There is nothing to complain about here, and Houston Ballet’s dancers are nothing short of sublime.
From the opening parallel major-minor trumpet fanfares, with their overwhelming series of leaps for the men, to the final scenes where the dancers face upstage and slowly extend their arms to a cruciform position, this ballet is inspired and archetypal. The five-movement work is filled with dense partnering, which makes it seems like an intricate puzzle is being completed before your very eyes. There is nothing to complain about here, and Houston Ballet’s dancers are nothing short of sublime.
It’s been some years since I’ve seen Jerome Robbins’ The Concert, a ballet that stands out as one of the few humorous works in the modern repertory. It never gets tiresome, because it is one of the most tender and honest dances ever made. If you’re trying to win friends or family members over to the virtues of ballet, you must take them to see this piece.
When it premiered in 1956, theatrical vaudeville might have been in its twilight, but the vaudeville aesthetic was still alive and well on television variety shows. Houston Ballet captured the gags and pratfalls with that most important element of comedy, namely, timing.
I don’t know anyone who doesn’t adore this ballet, and in the context of Journey with the Masters, there are moments when it seems like Robbins is poking fun at both Balanchine (for his formality) and Kylián (for his stoicism and expressivity). Pianist Katherine Burkwall-Ciscon gives both frenetic and pastoral interpretations of Chopin, as needed throughout the numerous scenes.

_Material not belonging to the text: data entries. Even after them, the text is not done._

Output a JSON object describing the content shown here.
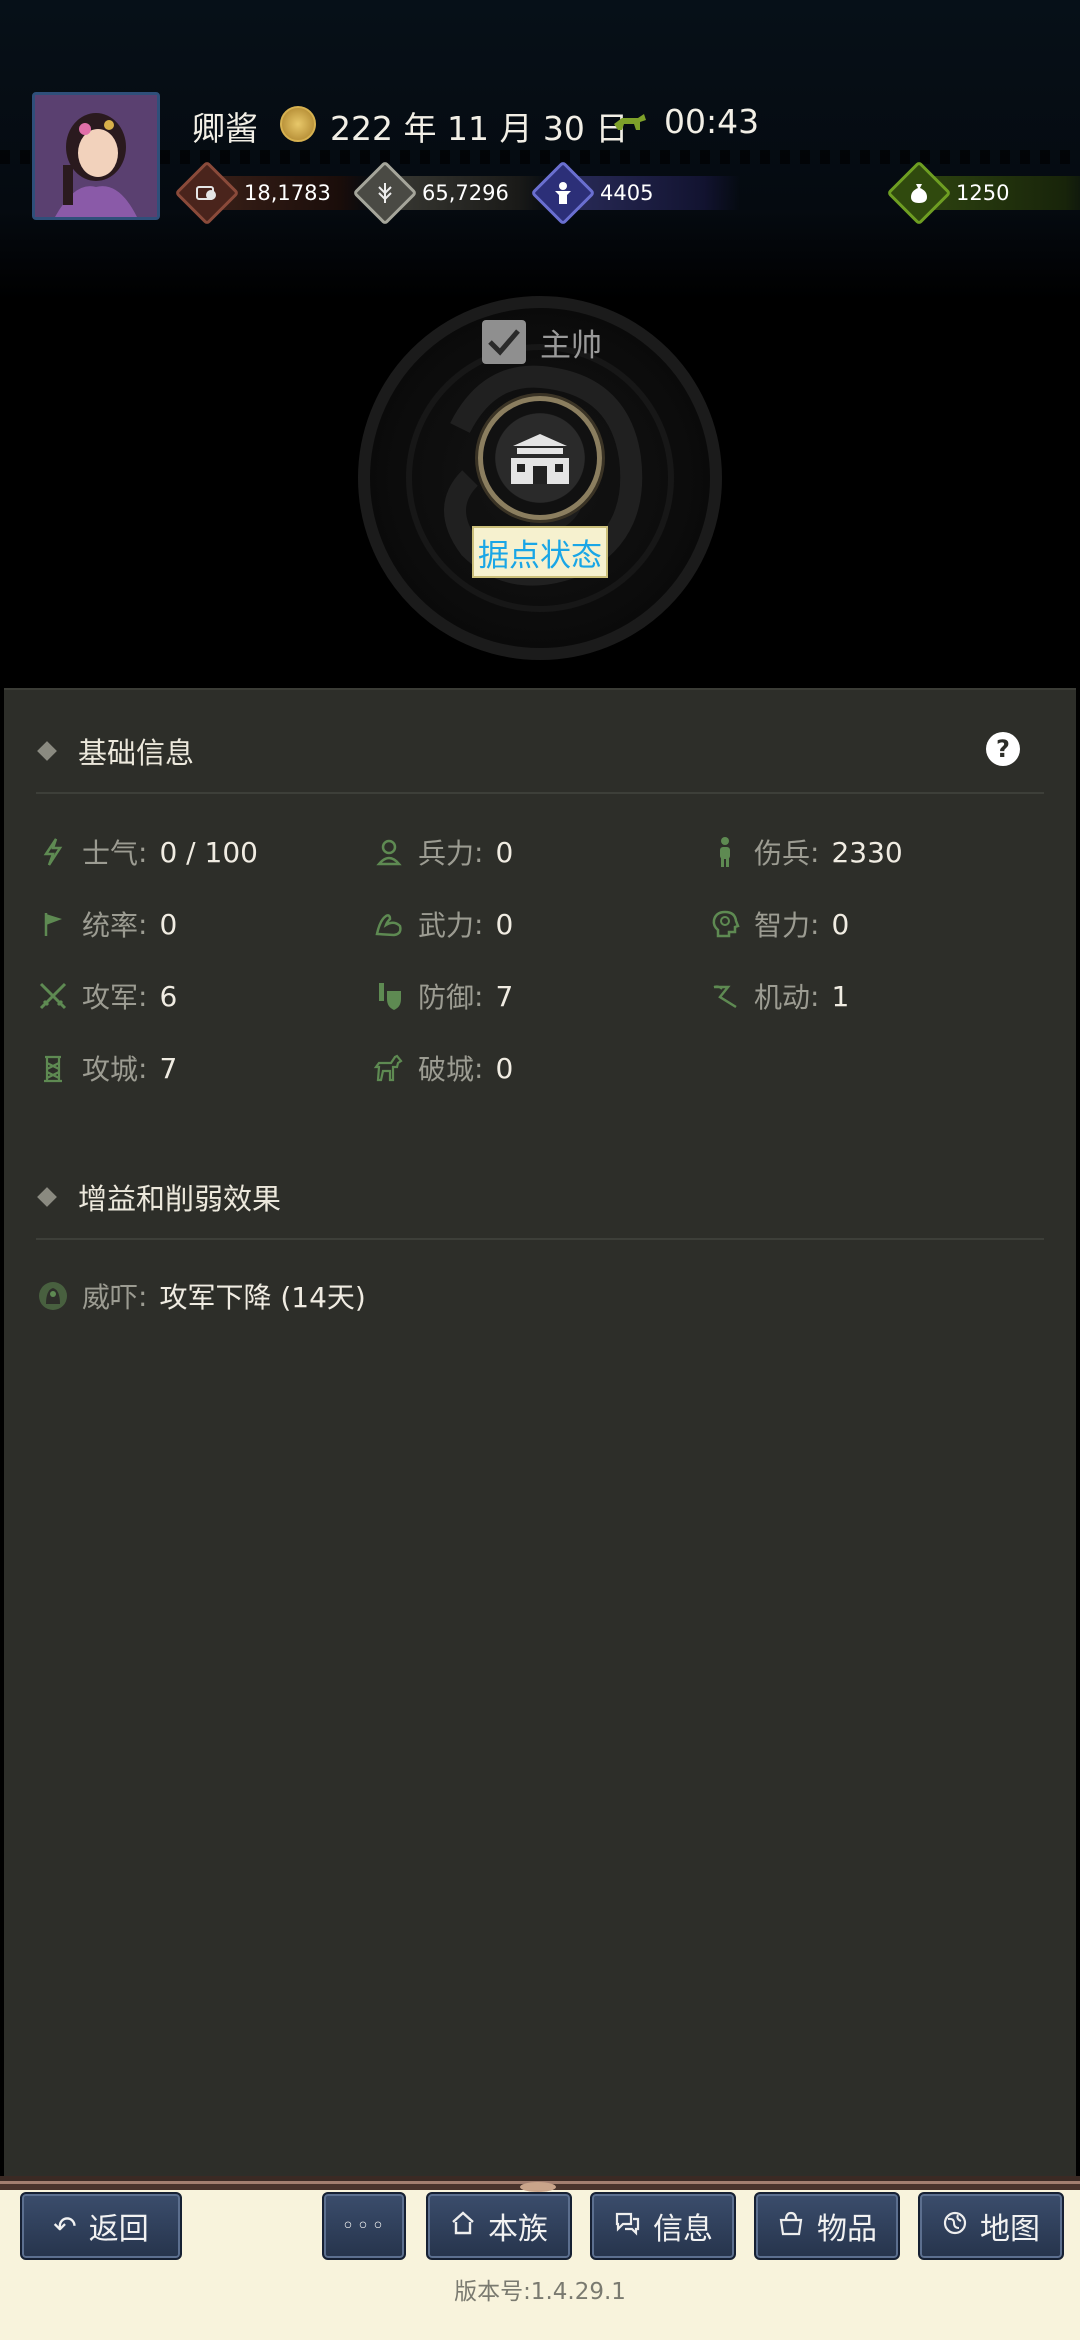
{
  "header": {
    "player_name": "卿酱",
    "date": "222 年 11 月 30 日",
    "time": "00:43",
    "resources": [
      {
        "icon": "coin-icon",
        "value": "18,1783",
        "color": "#8a4a3a"
      },
      {
        "icon": "grain-icon",
        "value": "65,7296",
        "color": "#a5a59a"
      },
      {
        "icon": "soldier-icon",
        "value": "4405",
        "color": "#4b4fa0"
      },
      {
        "icon": "money-bag-icon",
        "value": "1250",
        "color": "#5c8a1e"
      }
    ]
  },
  "seal": {
    "commander_label": "主帅",
    "commander_checked": true,
    "fort_status_label": "据点状态"
  },
  "basic_info": {
    "title": "基础信息",
    "help_label": "?",
    "stats": [
      {
        "icon": "morale-icon",
        "label": "士气",
        "value": "0 / 100"
      },
      {
        "icon": "troops-icon",
        "label": "兵力",
        "value": "0"
      },
      {
        "icon": "wounded-icon",
        "label": "伤兵",
        "value": "2330"
      },
      {
        "icon": "command-flag-icon",
        "label": "统率",
        "value": "0"
      },
      {
        "icon": "strength-arm-icon",
        "label": "武力",
        "value": "0"
      },
      {
        "icon": "intellect-head-icon",
        "label": "智力",
        "value": "0"
      },
      {
        "icon": "crossed-swords-icon",
        "label": "攻军",
        "value": "6"
      },
      {
        "icon": "shield-icon",
        "label": "防御",
        "value": "7"
      },
      {
        "icon": "mobility-icon",
        "label": "机动",
        "value": "1"
      },
      {
        "icon": "siege-tower-icon",
        "label": "攻城",
        "value": "7"
      },
      {
        "icon": "horse-icon",
        "label": "破城",
        "value": "0"
      }
    ]
  },
  "effects": {
    "title": "增益和削弱效果",
    "items": [
      {
        "icon": "intimidate-icon",
        "label": "威吓",
        "value": "攻军下降 (14天)"
      }
    ]
  },
  "footer": {
    "back_label": "返回",
    "more_label": "◦◦◦",
    "clan_label": "本族",
    "info_label": "信息",
    "items_label": "物品",
    "map_label": "地图",
    "version": "版本号:1.4.29.1"
  }
}
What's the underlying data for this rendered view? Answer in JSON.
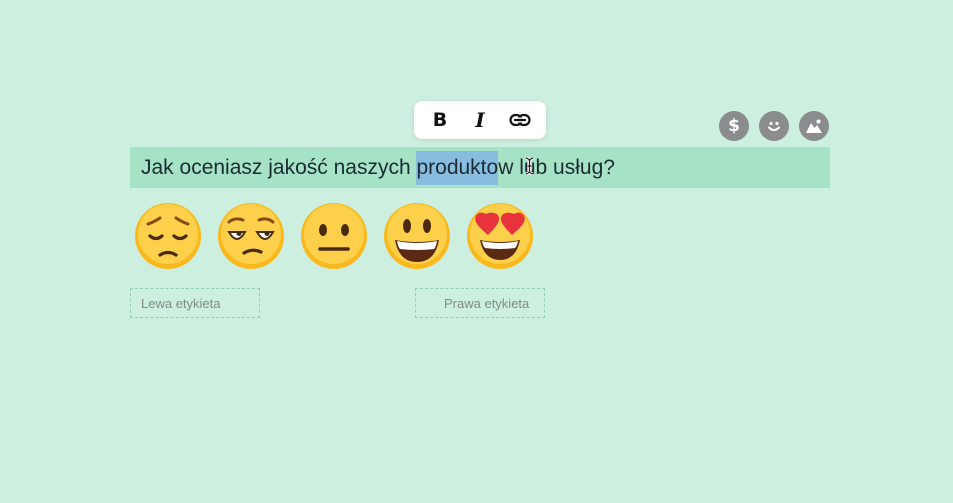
{
  "toolbar": {
    "bold_label": "B",
    "italic_label": "I",
    "link_icon": "link-icon"
  },
  "question_tools": {
    "currency_symbol": "$",
    "icons": [
      "dollar-icon",
      "smiley-icon",
      "image-icon"
    ],
    "button_color": "#8a8c8e"
  },
  "question": {
    "text_before": "Jak oceniasz jakość naszych ",
    "text_selected": "produkto",
    "text_after": "w lub usług?"
  },
  "rating": {
    "options": [
      {
        "icon": "pensive-face-icon"
      },
      {
        "icon": "unamused-face-icon"
      },
      {
        "icon": "neutral-face-icon"
      },
      {
        "icon": "grinning-face-icon"
      },
      {
        "icon": "heart-eyes-face-icon"
      }
    ]
  },
  "labels": {
    "left_placeholder": "Lewa etykieta",
    "right_placeholder": "Prawa etykieta"
  },
  "colors": {
    "background": "#cdefdf",
    "question_bar": "#a5e2c6",
    "selection": "#88bde0",
    "text": "#1c2b33",
    "emoji_yellow": "#f9b91e"
  }
}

I won’t give any spoilers, but let’s say you’ll never watch a butterfly quite the same after you’ve seen such an expert staging of The Concert.